[Image]MTN and Cell C have sold towers to the
American Tower Corporation for almost
R6-billion in total.
(Image: MediaClubSouthAfrica.com. For
more free photos, visit the image library)

[Image] Lars Reichelt, Cell C CEO, says the deal
with ATC will help the network enhance
its service quality and coverage.
(Image: Bongani Nkosi)   

MEDIA CONTACTS
Pearl Majola
MTN Group
+27 11 912 3000
• Binita Jhina
Media manager, Cell C
+27 11 324 8352

RELATED ARTICLES
Telkom teams up with AT&T
High-speed internet from Cell C
Telkom mobile to launch soon
Cheaper internet for South Africa

Shamin Chibba

Two of South Africa’s leading mobile networks have struck multi-billion deals with Boston-based American Tower Corporation (ATC) for the sale of thousands of mobile towers.

ATC, a tower operator that owns about 33 000 communications sites in seven countries, has reached agreements with both Cell C and MTN within a matter of a month.

In November, Cell C agreed to sell their towers to ATC in a deal worth an estimated R2.97-billion ($431-million) while earlier in December MTN announced they are to jointly establish a tower holding company with the multinational organisation in sub-Saharan Africa. The venture, called TowerCo Ghana, is said to be worth about R2.95-billion ($428-million).

ATC chair Jim Taiclet described South Africa as a compelling investment opportunity for his company.

“There is strong demand for voice and advanced wireless data services. In addition, our newly established presence in South Africa will provide us with a platform for our future growth in the region,” he said.

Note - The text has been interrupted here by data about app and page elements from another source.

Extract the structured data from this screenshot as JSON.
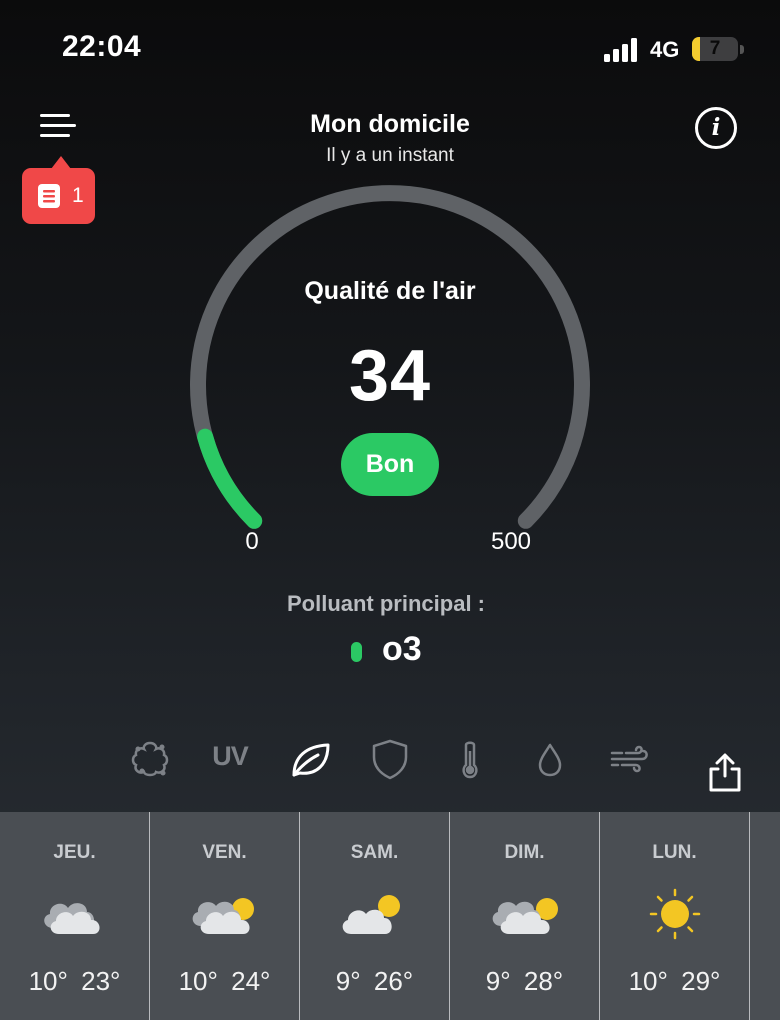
{
  "status_bar": {
    "time": "22:04",
    "network": "4G",
    "battery_level": "7",
    "battery_fraction": 0.07
  },
  "header": {
    "title": "Mon domicile",
    "subtitle": "Il y a un instant",
    "menu_icon": "menu-icon",
    "info_icon": "info-icon",
    "alert_count": "1",
    "alert_icon": "document-icon"
  },
  "air_quality": {
    "label": "Qualité de l'air",
    "value": "34",
    "status": "Bon",
    "scale_min": "0",
    "scale_max": "500",
    "aqi_number": 34,
    "aqi_max": 500,
    "status_color": "#2bc964",
    "track_color": "#5f6266"
  },
  "pollutant": {
    "label": "Polluant principal :",
    "value": "o3",
    "color": "#2bc964"
  },
  "tabs": [
    {
      "icon": "pollen-icon",
      "active": false
    },
    {
      "icon": "uv-icon",
      "label": "UV",
      "active": false
    },
    {
      "icon": "leaf-icon",
      "active": true
    },
    {
      "icon": "shield-icon",
      "active": false
    },
    {
      "icon": "thermometer-icon",
      "active": false
    },
    {
      "icon": "drop-icon",
      "active": false
    },
    {
      "icon": "wind-icon",
      "active": false
    }
  ],
  "share_icon": "share-icon",
  "forecast": [
    {
      "day": "JEU.",
      "icon": "cloudy-icon",
      "temps": "10° 23°"
    },
    {
      "day": "VEN.",
      "icon": "partly-cloudy-icon",
      "temps": "10° 24°"
    },
    {
      "day": "SAM.",
      "icon": "partly-cloudy-icon",
      "temps": "9° 26°"
    },
    {
      "day": "DIM.",
      "icon": "partly-cloudy-icon",
      "temps": "9° 28°"
    },
    {
      "day": "LUN.",
      "icon": "sunny-icon",
      "temps": "10° 29°"
    }
  ]
}
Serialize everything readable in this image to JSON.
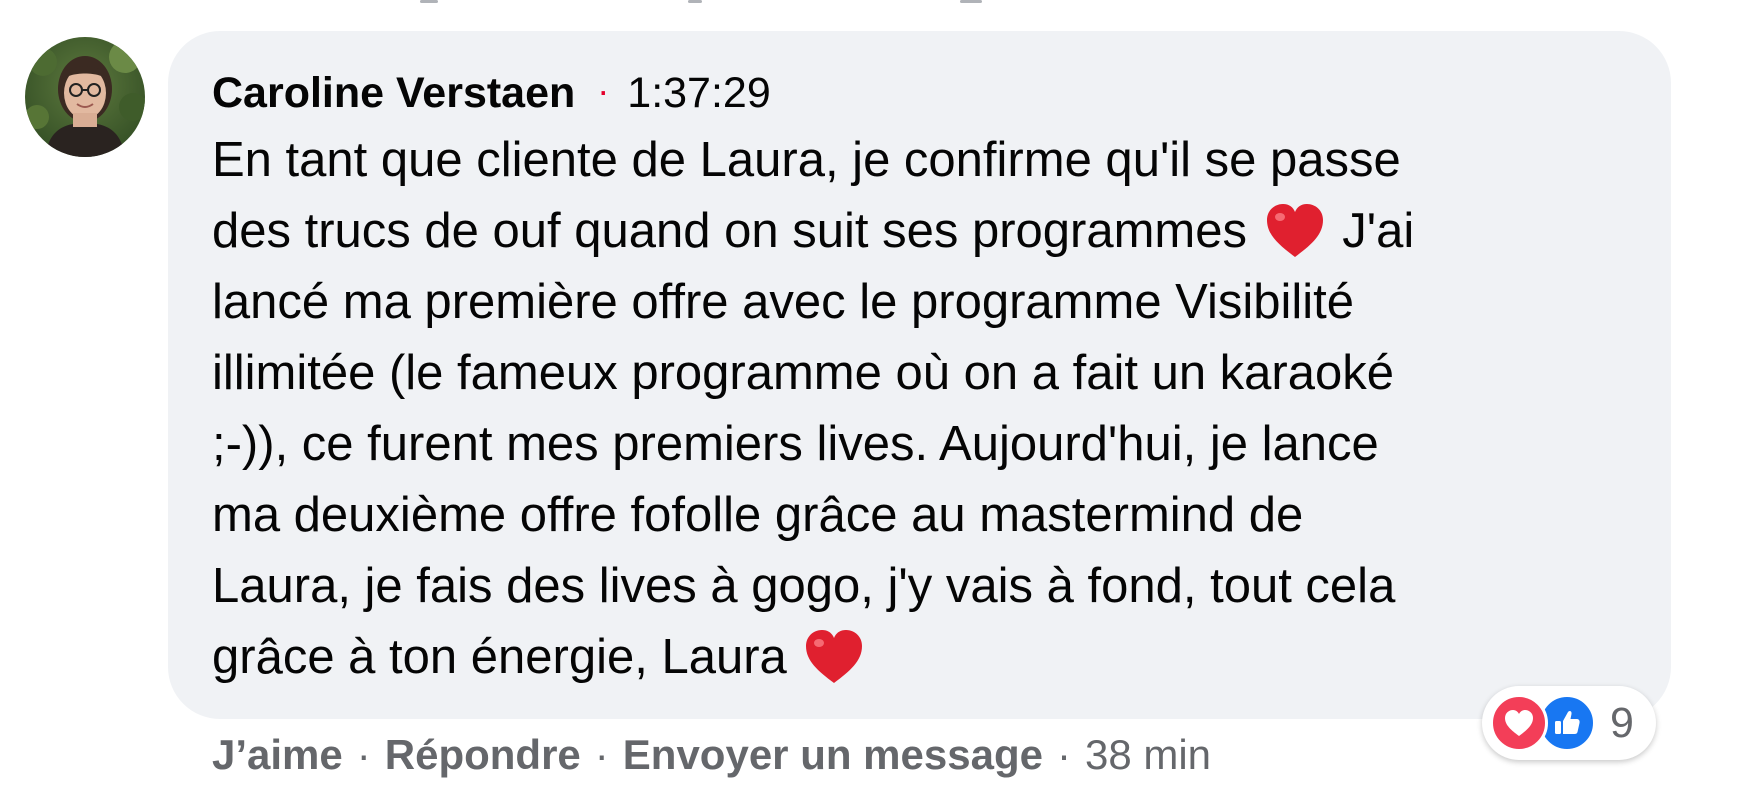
{
  "comment": {
    "author": "Caroline Verstaen",
    "separator_dot": "·",
    "timecode": "1:37:29",
    "text_lines": [
      "En tant que cliente de Laura, je confirme qu'il se passe",
      "des trucs de ouf quand on suit ses programmes",
      "J'ai",
      "lancé ma première offre avec le programme Visibilité",
      "illimitée (le fameux programme où on a fait un karaoké",
      ";-)), ce furent mes premiers lives. Aujourd'hui, je lance",
      "ma deuxième offre fofolle grâce au mastermind de",
      "Laura, je fais des lives à gogo, j'y vais à fond, tout cela",
      "grâce à ton énergie, Laura"
    ],
    "emoji_inline": "heart-emoji"
  },
  "actions": {
    "like_label": "J’aime",
    "reply_label": "Répondre",
    "message_label": "Envoyer un message",
    "separator": "·",
    "time_ago": "38 min"
  },
  "reactions": {
    "icons": [
      "heart-reaction-icon",
      "thumbs-up-reaction-icon"
    ],
    "count": "9"
  },
  "colors": {
    "bubble_bg": "#f0f2f5",
    "text": "#050505",
    "secondary_text": "#65676b",
    "love": "#f33e58",
    "like": "#1877f2",
    "dot": "#e4002b"
  }
}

MTN reduces infrastructure costs

According to the MTN Group’s website, the transaction involved the sale of over 1 800 of MTN Ghana’s existing sites to TowerCo Ghana.

It was agreed that a wholly owned ATC subsidiary would hold a 51% stake – about R1.5-billion ($218-million) – while an MTN Group subsidiary would own 49%.

It is expected that TowerCo Ghana will construct a further 400 sites for MTN Ghana and other operators over the next five years.

Taiclet believes the holding company is well placed to take advantage of the market in the West African country.

“Creating an independent tower company in Ghana reflects the execution of our strategy to invest in selected African markets with strong wireless growth potential and a positive investment climate,” he said.

President of the MTN Group, Phuthuma Nhleko, said sharing infrastructure makes sense for his company as they have been looking to reduce both roll-out and operating costs.

“We have already established a good working relationship with the [ATC] team who have demonstrated their extensive experience in operating towers in both the developed world and in emerging markets,” said Nhleko.

Cell C enhancing their quality

A report on Cell C’s website says that the deal included the sale of 1 400 of their existing towers to ATC as well as 1 800 additional towers that are either under construction or will be constructed in the next two years.

The sale for the existing towers is expected to conclude by early 2011.

Cell C CEO Lars Reichelt said the transaction was a strategic move for the company.

“This allows us to realise the value embedded in our passive infrastructure. We believe our relationship with American Tower will enable us to further enhance the quality and coverage of our network.”

It was confirmed that Cell C would be the anchor tenant on each of the towers being purchased.